Phew! It’s been a busy week in the sclogosphere (that’s my new term for the science blog world). Here are some highlights:
- The NIH moved to retire the majority of chimps from research programs, going from 450 animals to 50. Also this week: an Expeditions post from Maureen McCarthy, who studies the behavioral ecology and genetics of chimps living in fragmented forest habitats in Uganda.
- Northeastern chemistry professor Sanjeev Mukerjee discusses the problems with Boeing’s 787 lithium ion batteries in a New York Times article and his collaborator, research professor KM Abraham, explains the science behind the battery failures in Wired: they are extremely lightweight to help maximize the fuel efficiency of the overall aircraft, but this is also precisely what’s been causing them to catch fire.

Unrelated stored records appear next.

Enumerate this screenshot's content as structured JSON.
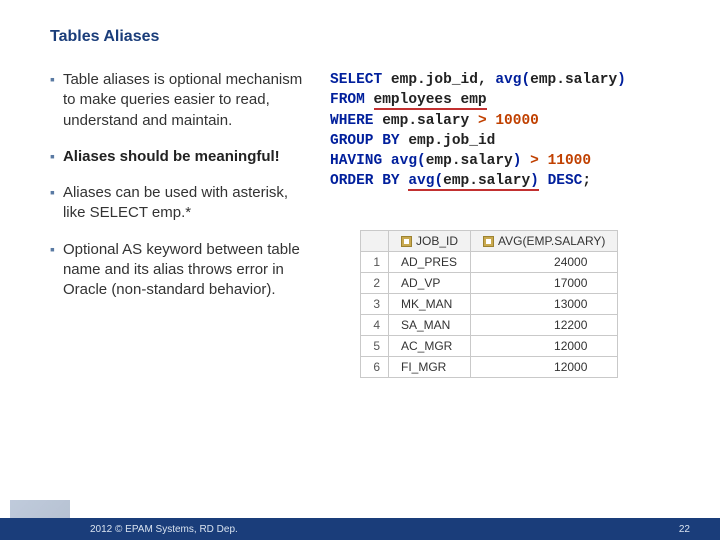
{
  "title": "Tables Aliases",
  "bullets": [
    {
      "text": "Table aliases is optional mechanism to make queries easier to read, understand and maintain.",
      "bold": false
    },
    {
      "text": "Aliases should be meaningful!",
      "bold": true
    },
    {
      "text": "Aliases can be used with asterisk, like SELECT emp.*",
      "bold": false
    },
    {
      "text": "Optional AS keyword between table name and its alias throws error in Oracle (non-standard behavior).",
      "bold": false
    }
  ],
  "code": {
    "select": "SELECT",
    "emp_job_id": "emp.job_id",
    "comma": ", ",
    "avg_fn": "avg",
    "lp": "(",
    "emp_salary": "emp.salary",
    "rp": ")",
    "from": "FROM",
    "employees_emp": "employees emp",
    "where": "WHERE",
    "gt": ">",
    "val1": "10000",
    "group_by": "GROUP BY",
    "having": "HAVING",
    "val2": "11000",
    "order_by": "ORDER BY",
    "desc": "DESC",
    "semi": ";"
  },
  "table": {
    "headers": [
      "JOB_ID",
      "AVG(EMP.SALARY)"
    ],
    "rows": [
      {
        "n": "1",
        "job": "AD_PRES",
        "avg": "24000"
      },
      {
        "n": "2",
        "job": "AD_VP",
        "avg": "17000"
      },
      {
        "n": "3",
        "job": "MK_MAN",
        "avg": "13000"
      },
      {
        "n": "4",
        "job": "SA_MAN",
        "avg": "12200"
      },
      {
        "n": "5",
        "job": "AC_MGR",
        "avg": "12000"
      },
      {
        "n": "6",
        "job": "FI_MGR",
        "avg": "12000"
      }
    ]
  },
  "footer": {
    "copyright": "2012 © EPAM Systems, RD Dep.",
    "page": "22"
  }
}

- Memory! All alone in the moonlight…. Turns out it’s hard to give old brains new memories not because they’re bad at remembering but because they’re already so stuffed. After all, memories are expensive, at least in terms of energy. When they’re starved for energy, flies stop making long term memories all together, says Ed Yong. Also on the radar: Hunger is a memory trick and distractions disrupt our short term memory, causing us to make more mistakes with what we’re doing at the moment.
- On Tuesday, Deep Space Industries announced it’s going to start mining asteroids using equipment 3D-printed in space. The dung beetle, insect astronomer, will see it all happening from afar, even if it doesn’t have a robot camera to get beautiful up-close pictures of it.
- Males commit science fraud more often than females. The end.
- We each have a smell-fingerprint, so to speak. Unlike the convoluted mess of wrinkles on the pad of your pointer, we’re very good at distinguishing our unique smell from those around us.
- Father-son mathema-sculputure team is trying to determine what 3D objects are possible using only the folds and creases of origami. In California, students folded up 50,000 business cards in an effort to understand fractals.
- They did it! They got all of Shakespeare’s Sonnets onto a tiny fragment of DNA. They also found a 4-stranded DNA molecule in living cells. Cool.
- Some take away’s from Virginia Hughes’ story on dog genetics: 1. I can stop spending so much money on dog food. 2. Dogs differ from wolves in both belly and brain.
- A great post from Robert Krulwhich about Geoffrey West’s theory that an organisms’ lifespan is determined by its size. Don’t miss the heated debate in the comments and Krulwhich’s response. Also, the most beautiful gifs you’ve ever seen!
- There’s beauty in math and chemistry both. So why are we so chemophobic?
- Christy Gelling writes about some curious birds in New Zealand that are too smart for their own good: it’s giving them lead poisoning.
- Adorable dolphin with “peculiar spinal shape” taken under the fins of sperm whales: feel good story of the week.